What is required -
Below are the records. Gather each line that holds "value".

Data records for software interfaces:
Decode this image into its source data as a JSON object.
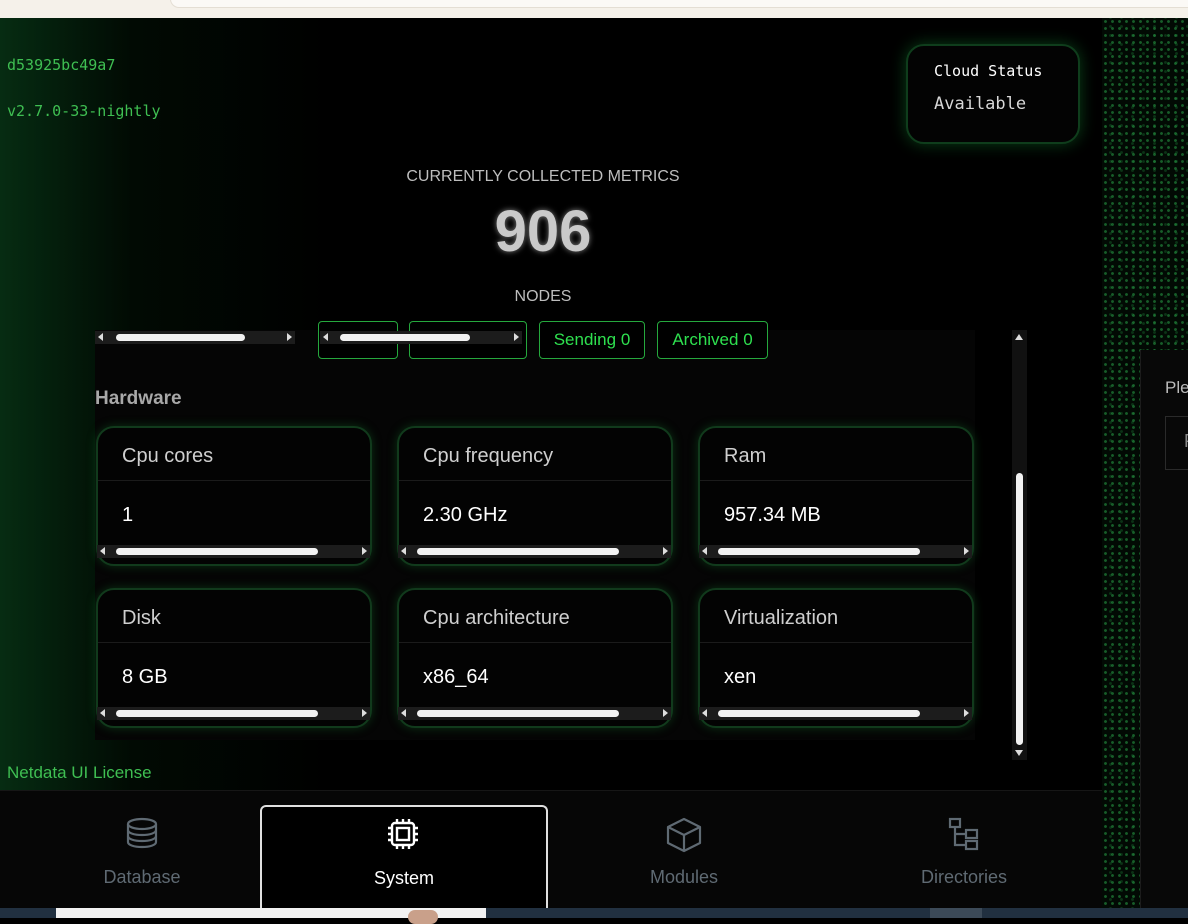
{
  "agent": {
    "id": "d53925bc49a7",
    "version": "v2.7.0-33-nightly"
  },
  "cloud_status": {
    "title": "Cloud Status",
    "value": "Available"
  },
  "metrics": {
    "label": "CURRENTLY COLLECTED METRICS",
    "value": "906",
    "nodes_label": "NODES"
  },
  "node_counters": [
    {
      "label": "Sending 0"
    },
    {
      "label": "Archived 0"
    }
  ],
  "hardware": {
    "heading": "Hardware",
    "cards": [
      {
        "label": "Cpu cores",
        "value": "1"
      },
      {
        "label": "Cpu frequency",
        "value": "2.30 GHz"
      },
      {
        "label": "Ram",
        "value": "957.34 MB"
      },
      {
        "label": "Disk",
        "value": "8 GB"
      },
      {
        "label": "Cpu architecture",
        "value": "x86_64"
      },
      {
        "label": "Virtualization",
        "value": "xen"
      }
    ]
  },
  "license_link": "Netdata UI License",
  "tabs": [
    {
      "label": "Database",
      "icon": "database-icon",
      "active": false
    },
    {
      "label": "System",
      "icon": "cpu-chip-icon",
      "active": true
    },
    {
      "label": "Modules",
      "icon": "cube-icon",
      "active": false
    },
    {
      "label": "Directories",
      "icon": "folder-tree-icon",
      "active": false
    }
  ],
  "side_panel": {
    "text": "Ple",
    "box_text": "P"
  },
  "colors": {
    "accent_green": "#2ee04f",
    "muted_green": "#3fbf52",
    "background": "#000000"
  }
}
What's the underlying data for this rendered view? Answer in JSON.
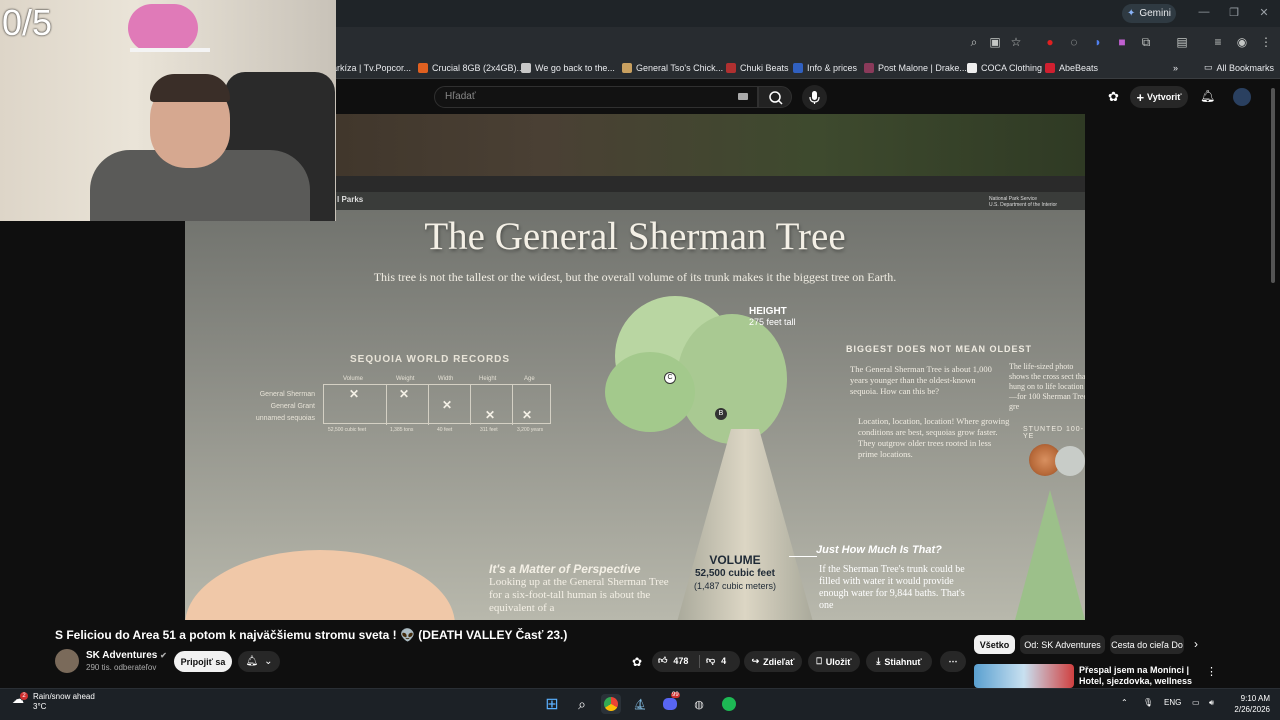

Reply to the task -
    "value": "Available"
    "value": "906",
        "value": "1"
        "value": "2.30 GHz"
        "value": "957.34 MB"
        "value": "8 GB"
        "value": "x86_64"
        "value": "xen"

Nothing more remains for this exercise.